- a daily student book activity
2. Read friendship stories
Read stories about other children or characters making friends. Talk about what the characters in the story say and do to solve their friendship dilemmas and how the children can do the same.
3. Role play and use puppets
Role play to show facial expressions and words that invite or repel friendship. After each short skit, discuss what the person’s face looked like and what their voice sounded like. Did they make the children want to be a friend? Children seem to remember silly skits. Demonstrate puppets being bossy and aggressive, as well as too shy. Act out being annoying by poking, asking the same question repeatedly, and grabbing toys.
Be sure to role play ways to encourage friendship as well. Show positive actions such as smiling, sharing and helping. More positive actions children can take to make friends.
4. Group small numbers of children
Grouping small numbers of children can be less overwhelming for some children. Be sure to say the names of the children and show them (not just tell) what is expected of them before leaving them to work together. If a child seems really shy, match her/him with one child until she/he seems more comfortable.
5. Play games to help children learn each other's names
Children do not learn each other’s names quickly.
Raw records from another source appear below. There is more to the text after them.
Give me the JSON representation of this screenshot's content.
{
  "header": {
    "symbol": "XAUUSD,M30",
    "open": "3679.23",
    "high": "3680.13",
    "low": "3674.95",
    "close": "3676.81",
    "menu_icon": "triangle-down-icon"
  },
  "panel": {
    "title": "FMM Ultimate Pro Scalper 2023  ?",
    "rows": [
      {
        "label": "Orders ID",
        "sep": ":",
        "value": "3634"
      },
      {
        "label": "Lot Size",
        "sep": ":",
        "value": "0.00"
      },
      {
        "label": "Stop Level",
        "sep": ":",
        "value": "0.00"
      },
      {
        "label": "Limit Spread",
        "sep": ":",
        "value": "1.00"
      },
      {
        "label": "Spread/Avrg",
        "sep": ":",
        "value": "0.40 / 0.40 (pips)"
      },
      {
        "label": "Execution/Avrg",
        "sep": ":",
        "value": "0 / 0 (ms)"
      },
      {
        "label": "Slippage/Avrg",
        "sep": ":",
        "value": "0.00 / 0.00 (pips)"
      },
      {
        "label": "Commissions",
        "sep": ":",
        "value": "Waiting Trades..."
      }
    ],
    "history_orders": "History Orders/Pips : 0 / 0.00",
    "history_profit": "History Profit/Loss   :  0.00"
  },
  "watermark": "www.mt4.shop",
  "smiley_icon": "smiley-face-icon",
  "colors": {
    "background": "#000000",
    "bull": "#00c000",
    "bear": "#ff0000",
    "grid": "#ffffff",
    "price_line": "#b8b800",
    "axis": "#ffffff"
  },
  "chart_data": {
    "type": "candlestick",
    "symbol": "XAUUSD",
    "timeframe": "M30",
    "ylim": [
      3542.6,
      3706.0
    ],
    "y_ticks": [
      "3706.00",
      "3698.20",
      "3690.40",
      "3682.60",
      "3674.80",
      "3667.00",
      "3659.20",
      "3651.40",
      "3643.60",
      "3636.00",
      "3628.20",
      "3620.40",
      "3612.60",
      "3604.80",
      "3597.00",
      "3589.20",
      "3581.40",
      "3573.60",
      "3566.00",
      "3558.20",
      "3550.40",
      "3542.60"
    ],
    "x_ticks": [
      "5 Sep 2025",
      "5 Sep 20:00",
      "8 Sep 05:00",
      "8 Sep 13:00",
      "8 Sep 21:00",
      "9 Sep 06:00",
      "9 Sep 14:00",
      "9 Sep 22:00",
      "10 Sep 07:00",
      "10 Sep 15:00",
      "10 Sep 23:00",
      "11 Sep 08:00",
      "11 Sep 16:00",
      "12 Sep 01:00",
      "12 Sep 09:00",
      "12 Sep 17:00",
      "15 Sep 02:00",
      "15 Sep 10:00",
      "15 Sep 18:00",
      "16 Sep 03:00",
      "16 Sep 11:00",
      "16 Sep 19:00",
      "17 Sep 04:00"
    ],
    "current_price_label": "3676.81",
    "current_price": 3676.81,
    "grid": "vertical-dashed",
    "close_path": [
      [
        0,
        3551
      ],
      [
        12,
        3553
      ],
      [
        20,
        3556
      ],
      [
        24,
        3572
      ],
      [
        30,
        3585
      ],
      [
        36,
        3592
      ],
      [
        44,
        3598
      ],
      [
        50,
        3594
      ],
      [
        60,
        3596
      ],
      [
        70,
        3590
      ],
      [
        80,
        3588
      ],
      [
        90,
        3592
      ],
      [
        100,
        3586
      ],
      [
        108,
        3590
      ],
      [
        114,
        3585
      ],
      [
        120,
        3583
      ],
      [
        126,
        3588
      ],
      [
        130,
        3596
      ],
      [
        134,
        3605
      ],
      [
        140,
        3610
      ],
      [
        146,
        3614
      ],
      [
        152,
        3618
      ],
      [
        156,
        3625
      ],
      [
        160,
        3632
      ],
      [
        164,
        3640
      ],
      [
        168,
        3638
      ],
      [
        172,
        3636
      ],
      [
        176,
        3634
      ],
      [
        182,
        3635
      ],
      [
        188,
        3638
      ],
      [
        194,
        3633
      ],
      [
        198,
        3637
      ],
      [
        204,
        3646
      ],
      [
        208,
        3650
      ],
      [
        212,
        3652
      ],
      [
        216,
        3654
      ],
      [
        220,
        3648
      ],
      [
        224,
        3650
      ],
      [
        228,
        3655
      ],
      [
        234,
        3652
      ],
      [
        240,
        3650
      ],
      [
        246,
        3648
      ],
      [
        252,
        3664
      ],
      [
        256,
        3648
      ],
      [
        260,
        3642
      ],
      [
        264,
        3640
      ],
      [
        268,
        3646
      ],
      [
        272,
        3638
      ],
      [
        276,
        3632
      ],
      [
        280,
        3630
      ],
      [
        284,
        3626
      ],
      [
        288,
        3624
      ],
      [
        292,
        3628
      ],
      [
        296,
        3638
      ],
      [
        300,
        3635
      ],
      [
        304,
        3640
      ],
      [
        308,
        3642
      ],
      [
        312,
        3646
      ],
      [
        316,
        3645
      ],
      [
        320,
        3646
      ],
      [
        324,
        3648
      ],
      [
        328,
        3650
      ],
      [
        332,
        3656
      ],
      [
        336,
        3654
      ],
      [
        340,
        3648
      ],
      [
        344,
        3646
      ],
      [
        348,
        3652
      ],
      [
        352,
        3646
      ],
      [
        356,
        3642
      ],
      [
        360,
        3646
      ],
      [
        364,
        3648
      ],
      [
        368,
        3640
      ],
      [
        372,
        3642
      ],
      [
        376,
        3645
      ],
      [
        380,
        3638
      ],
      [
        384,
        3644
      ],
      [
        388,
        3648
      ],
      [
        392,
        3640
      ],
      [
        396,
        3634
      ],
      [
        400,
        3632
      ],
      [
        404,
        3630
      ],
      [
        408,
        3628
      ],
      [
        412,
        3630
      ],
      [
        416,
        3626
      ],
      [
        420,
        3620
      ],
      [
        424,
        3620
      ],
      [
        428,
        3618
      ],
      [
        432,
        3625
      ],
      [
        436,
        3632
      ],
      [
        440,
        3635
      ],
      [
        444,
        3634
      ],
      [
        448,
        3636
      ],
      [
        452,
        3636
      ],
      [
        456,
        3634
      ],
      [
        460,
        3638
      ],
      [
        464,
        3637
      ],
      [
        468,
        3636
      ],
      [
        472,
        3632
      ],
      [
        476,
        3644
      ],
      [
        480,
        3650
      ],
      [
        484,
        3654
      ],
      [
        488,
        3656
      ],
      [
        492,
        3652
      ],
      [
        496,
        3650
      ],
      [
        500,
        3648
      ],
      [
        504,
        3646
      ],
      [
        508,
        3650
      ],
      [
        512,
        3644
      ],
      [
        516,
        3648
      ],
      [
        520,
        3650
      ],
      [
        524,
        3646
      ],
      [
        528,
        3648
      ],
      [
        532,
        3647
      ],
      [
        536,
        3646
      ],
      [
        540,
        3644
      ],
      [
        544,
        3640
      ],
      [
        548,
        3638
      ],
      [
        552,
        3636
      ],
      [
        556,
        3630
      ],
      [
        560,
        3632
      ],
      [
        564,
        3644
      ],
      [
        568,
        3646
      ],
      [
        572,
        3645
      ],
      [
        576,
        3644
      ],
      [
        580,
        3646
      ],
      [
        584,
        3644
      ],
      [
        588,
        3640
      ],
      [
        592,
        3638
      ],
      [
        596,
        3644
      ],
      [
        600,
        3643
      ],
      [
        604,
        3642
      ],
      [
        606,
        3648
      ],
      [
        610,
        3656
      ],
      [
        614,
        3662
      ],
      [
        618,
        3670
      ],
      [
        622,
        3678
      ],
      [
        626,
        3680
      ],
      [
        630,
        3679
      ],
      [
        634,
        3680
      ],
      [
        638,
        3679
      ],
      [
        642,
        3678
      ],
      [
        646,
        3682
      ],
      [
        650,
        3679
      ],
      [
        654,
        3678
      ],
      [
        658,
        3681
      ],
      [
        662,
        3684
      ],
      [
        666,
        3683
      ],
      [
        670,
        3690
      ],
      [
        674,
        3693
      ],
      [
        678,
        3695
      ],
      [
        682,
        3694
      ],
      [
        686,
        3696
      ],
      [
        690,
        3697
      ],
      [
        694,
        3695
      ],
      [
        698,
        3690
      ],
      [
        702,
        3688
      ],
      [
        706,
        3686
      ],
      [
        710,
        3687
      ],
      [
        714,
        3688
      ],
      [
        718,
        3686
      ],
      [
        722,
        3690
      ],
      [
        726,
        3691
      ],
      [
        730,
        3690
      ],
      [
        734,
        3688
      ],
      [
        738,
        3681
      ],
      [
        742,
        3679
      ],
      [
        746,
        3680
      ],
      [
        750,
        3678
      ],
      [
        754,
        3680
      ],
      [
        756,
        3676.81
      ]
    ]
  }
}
In my early days of teaching, I assumed the kids would remember each others’ names after the first week or two. I was surprised to find at the end of October the children using sentences such as, "That boy over there with the red hair…".
Play games that reinforce learning names.
- Have a small group of children sit in a circle. Call out a name and have the child with the ball roll it to the child whose name you said. Repeat.
- During attendance have each child tell you the name of the person sitting on their right.
- Make a class book called These are my new friends. Each child makes one page, drawing themselves and taping in a photo, as well as completing the frame sentence by adding their name. ____ is a new friend. Read it often. If the children's printing is unrecognizable, the teacher prints it underneath.
6. Teach children that friends make mistakes
Young children change their friends often, depending on what happens each day. If yesterday’s friend will not share today, children say they aren’t friends anymore. They need to learn that all friends make mistakes and will not always agree with them.